Why doesn't PWCS simply divide the county into multiple areas and make individual closing decisions for each?
The simple answer is that no school or geographic area of the Division is an island. Teachers, support staff, and even many students travel every day to their respective schools from other areas of the county and beyond. We must ensure their safety and, to the extent possible, avoid weather-related schedule changes that affect some family members and not others. Fully aligned Divisionwide schedules permit buses and other resources to safely serve multiple schools, no matter what their location with respect to an artificial boundary. We must also ensure that Divisionwide schedules remain synchronized so every school can complete required testing, training, and grading, provide scheduled vacation time, and stay in compliance employee contracts, all while delivering no less than the minimum class time required by law.
It would require a significant infusion of resources to enable regional zones to be fully independent, but doing so would negate the value of shared Divisionwide resources, eliminate few of the stated obstacles to unified decision-making, and do nothing to enhance the margin of safety provided by our current process.
We know it can be shocking to learn that schools are closed, while seeing very little ice or snow on the roads. Please understand that, given the realities and limitations we face, we are making the best possible call to keep people safe across all of Prince William County.
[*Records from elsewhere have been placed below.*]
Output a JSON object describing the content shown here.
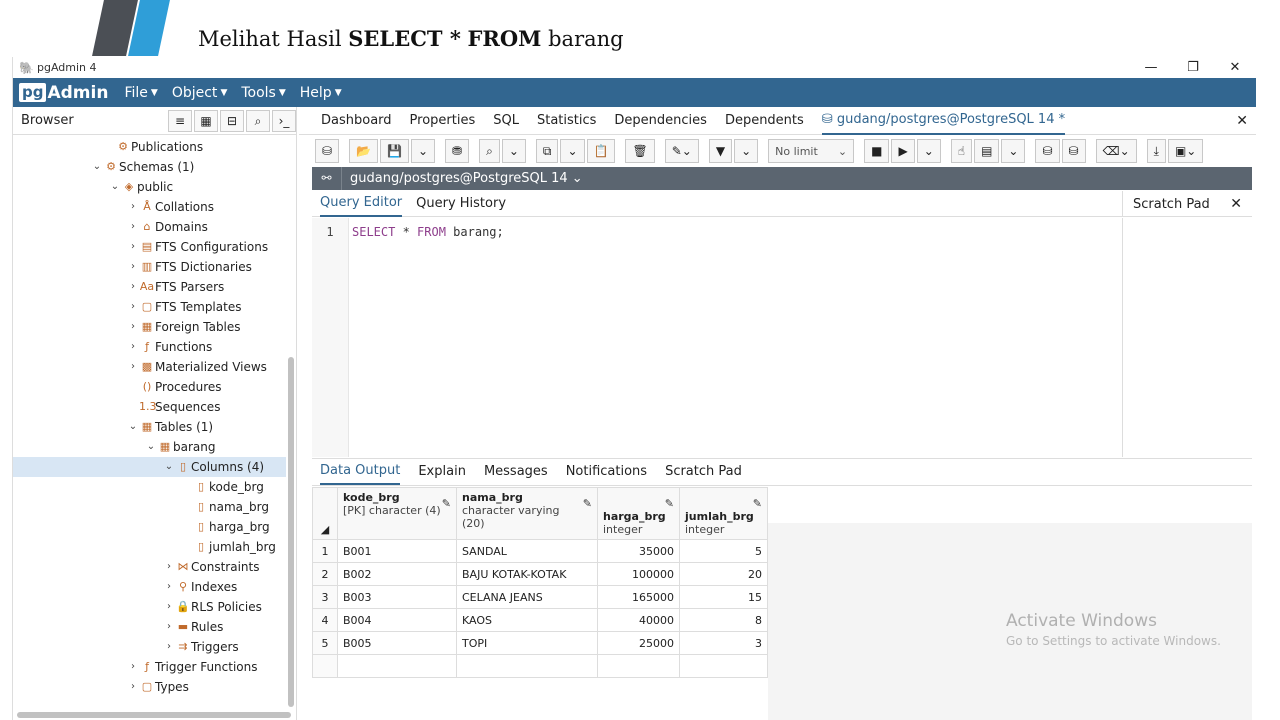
{
  "slide": {
    "title_prefix": "Melihat Hasil ",
    "title_bold1": "SELECT *",
    "title_bold2": "FROM",
    "title_suffix": "barang"
  },
  "window": {
    "title": "pgAdmin 4",
    "minimize": "—",
    "maximize": "❐",
    "close": "✕"
  },
  "menubar": {
    "logo_pg": "pg",
    "logo_admin": "Admin",
    "items": [
      "File",
      "Object",
      "Tools",
      "Help"
    ]
  },
  "browser": {
    "label": "Browser",
    "tree": [
      {
        "label": "Publications",
        "indent": 0
      },
      {
        "label": "Schemas (1)",
        "indent": 0
      },
      {
        "label": "public",
        "indent": 1
      },
      {
        "label": "Collations",
        "indent": 2
      },
      {
        "label": "Domains",
        "indent": 2
      },
      {
        "label": "FTS Configurations",
        "indent": 2
      },
      {
        "label": "FTS Dictionaries",
        "indent": 2
      },
      {
        "label": "FTS Parsers",
        "indent": 2
      },
      {
        "label": "FTS Templates",
        "indent": 2
      },
      {
        "label": "Foreign Tables",
        "indent": 2
      },
      {
        "label": "Functions",
        "indent": 2
      },
      {
        "label": "Materialized Views",
        "indent": 2
      },
      {
        "label": "Procedures",
        "indent": 2
      },
      {
        "label": "Sequences",
        "indent": 2
      },
      {
        "label": "Tables (1)",
        "indent": 2
      },
      {
        "label": "barang",
        "indent": 3
      },
      {
        "label": "Columns (4)",
        "indent": 4
      },
      {
        "label": "kode_brg",
        "indent": 5
      },
      {
        "label": "nama_brg",
        "indent": 5
      },
      {
        "label": "harga_brg",
        "indent": 5
      },
      {
        "label": "jumlah_brg",
        "indent": 5
      },
      {
        "label": "Constraints",
        "indent": 4
      },
      {
        "label": "Indexes",
        "indent": 4
      },
      {
        "label": "RLS Policies",
        "indent": 4
      },
      {
        "label": "Rules",
        "indent": 4
      },
      {
        "label": "Triggers",
        "indent": 4
      },
      {
        "label": "Trigger Functions",
        "indent": 2
      },
      {
        "label": "Types",
        "indent": 2
      }
    ]
  },
  "tabs": [
    "Dashboard",
    "Properties",
    "SQL",
    "Statistics",
    "Dependencies",
    "Dependents",
    "gudang/postgres@PostgreSQL 14 *"
  ],
  "toolbar": {
    "limit_label": "No limit"
  },
  "connection": {
    "name": "gudang/postgres@PostgreSQL 14"
  },
  "query_tabs": [
    "Query Editor",
    "Query History"
  ],
  "scratch_pad": "Scratch Pad",
  "editor": {
    "line_number": "1",
    "kw1": "SELECT",
    "mid": " * ",
    "kw2": "FROM",
    "rest": " barang;"
  },
  "data_tabs": [
    "Data Output",
    "Explain",
    "Messages",
    "Notifications",
    "Scratch Pad"
  ],
  "grid": {
    "columns": [
      {
        "name": "kode_brg",
        "type": "[PK] character (4)"
      },
      {
        "name": "nama_brg",
        "type": "character varying (20)"
      },
      {
        "name": "harga_brg",
        "type": "integer"
      },
      {
        "name": "jumlah_brg",
        "type": "integer"
      }
    ],
    "rows": [
      [
        "1",
        "B001",
        "SANDAL",
        "35000",
        "5"
      ],
      [
        "2",
        "B002",
        "BAJU KOTAK-KOTAK",
        "100000",
        "20"
      ],
      [
        "3",
        "B003",
        "CELANA JEANS",
        "165000",
        "15"
      ],
      [
        "4",
        "B004",
        "KAOS",
        "40000",
        "8"
      ],
      [
        "5",
        "B005",
        "TOPI",
        "25000",
        "3"
      ]
    ]
  },
  "watermark": {
    "line1": "Activate Windows",
    "line2": "Go to Settings to activate Windows."
  }
}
We are confident that you share our determination not to take chances with safety.